$19.95 / £9.99 / $22.95CAN
Ebook, 176 pages
$19.95 / $22.95CAN
Earlier this week, Fredric Jameson was interviewed by Rabble.ca, one of Canada's most progressive media outlets, to discuss his recent book Representing Capital and to remind readers of the continued relevance of Marx in the 21st century. He explains the urgency of Marx not so much in terms of nostalgic affirmations of a pastoral communist vision, but as a tremendous resource for understanding the deeper nature of crisis, unemployment and globalization, which, needless to say, are among the most defining political and economic issues of the present. In the interview, Jameson emphasizes the indispensability of Marx's magnum opus and its value in finding alternative ways of thinking through the structural effects of this "infernal machine that is capitalism." Also, clarifying some of the prevailing misconceptions and obfuscations made by others over Marx's original thoughts, he points to the possibilities for today's readers of being nourished by the surprising timeliness and force of much of Capital's analyses. For instance, he is particularly hopeful about the book's ability to guide readers to overcome much of the "self-defeating conservatism" currently hobbling today's Left.
He mentions, for example, that:
To mark the new exhibition, Vorticists: Manifesto for a Modern World, which opens at the Tate Britain today, Verso are giving away Fredric Jameson's classic book, Fables of Agression: Wyndham Lewis, the Modernist as Fascist, along with two of his other books.
While Fables of Agression primarily focuses on Wyndham Lewis' novels, Lewis was also the founder of the short-lived avant-garde Vorticist art and poetry movement.

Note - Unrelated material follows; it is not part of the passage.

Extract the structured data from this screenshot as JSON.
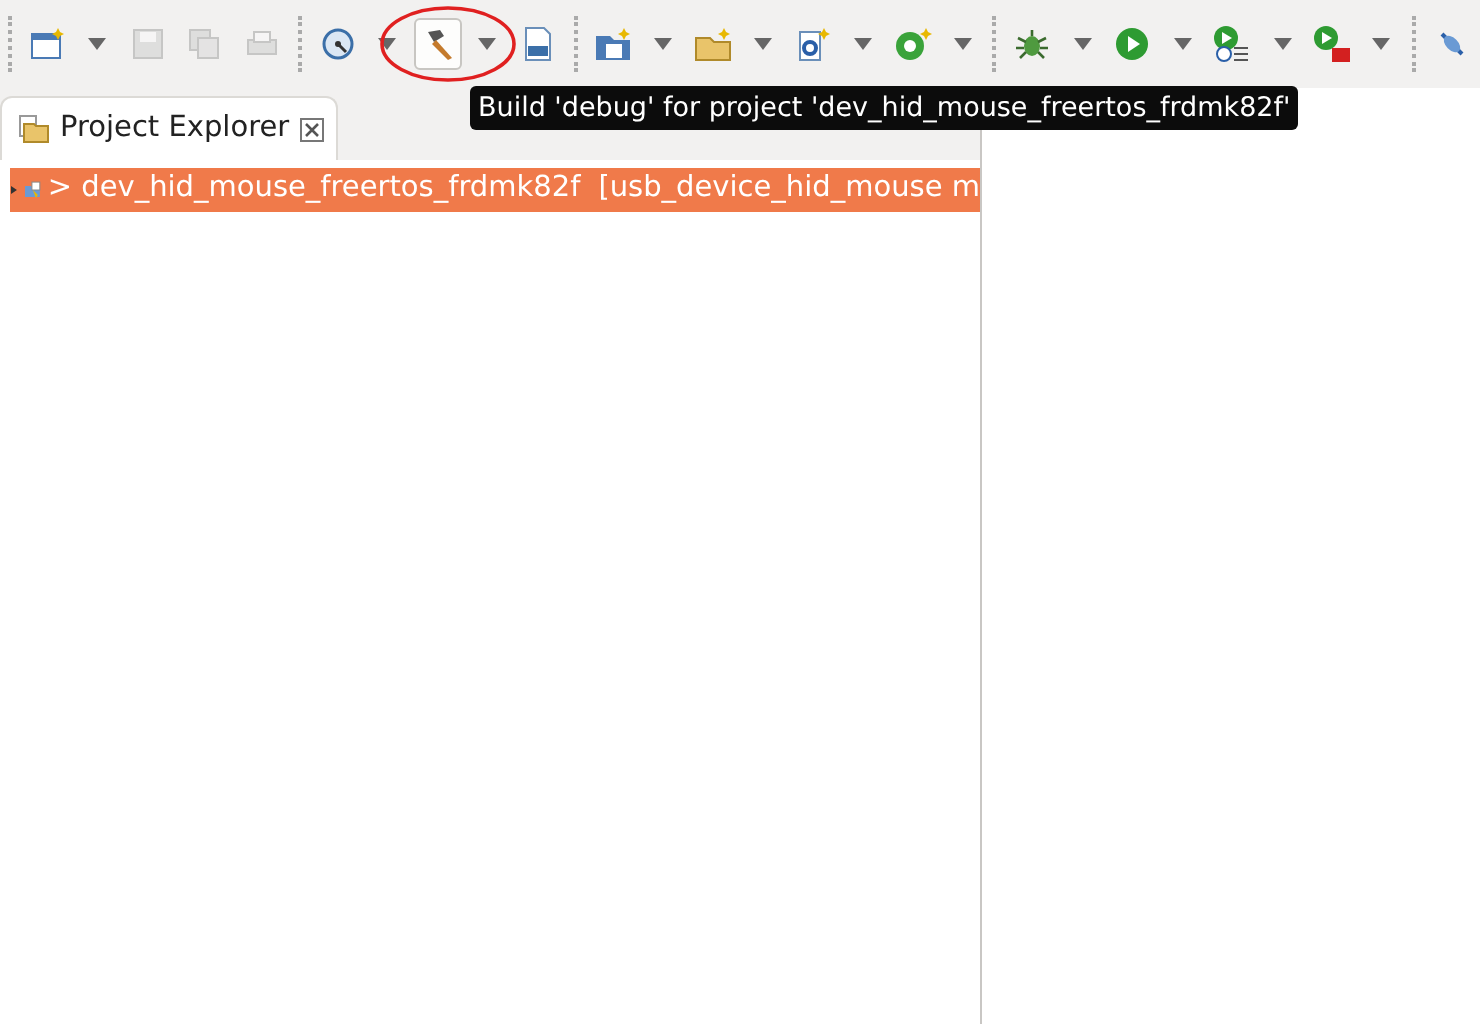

Among its other key members were the artists Jacob Epstein and Henri Gaudier-Brzeska, and it was also linked with modernist poets Ezra Pound, who gave the movement its name, and T. S Eliot).
The Tate exhibition focuses on the art of the Vorticist movement and the paintings of Lewis, Epstein and Gaudier-Brzeska, showcased in the only two Vorticist exhibitions ever to have taken place. It also highlights the often overlooked female Vorticists, who included Helen Saunders and Dorothy Shakespear. From the exhibition blurb:
Vorticism was a radical art movement that shone briefly but brightly in the years before and during World War I. This exhibition celebrates the full electrifying force and vitality of this short-lived but pivotal modernist movement that was based in London but international in make-up and ambition ...
This exhibition aims to shine a new light on this revolutionary group of artists, presenting the style, radical aesthetics and thoughts of one of the most truly avant-garde art movements in British history.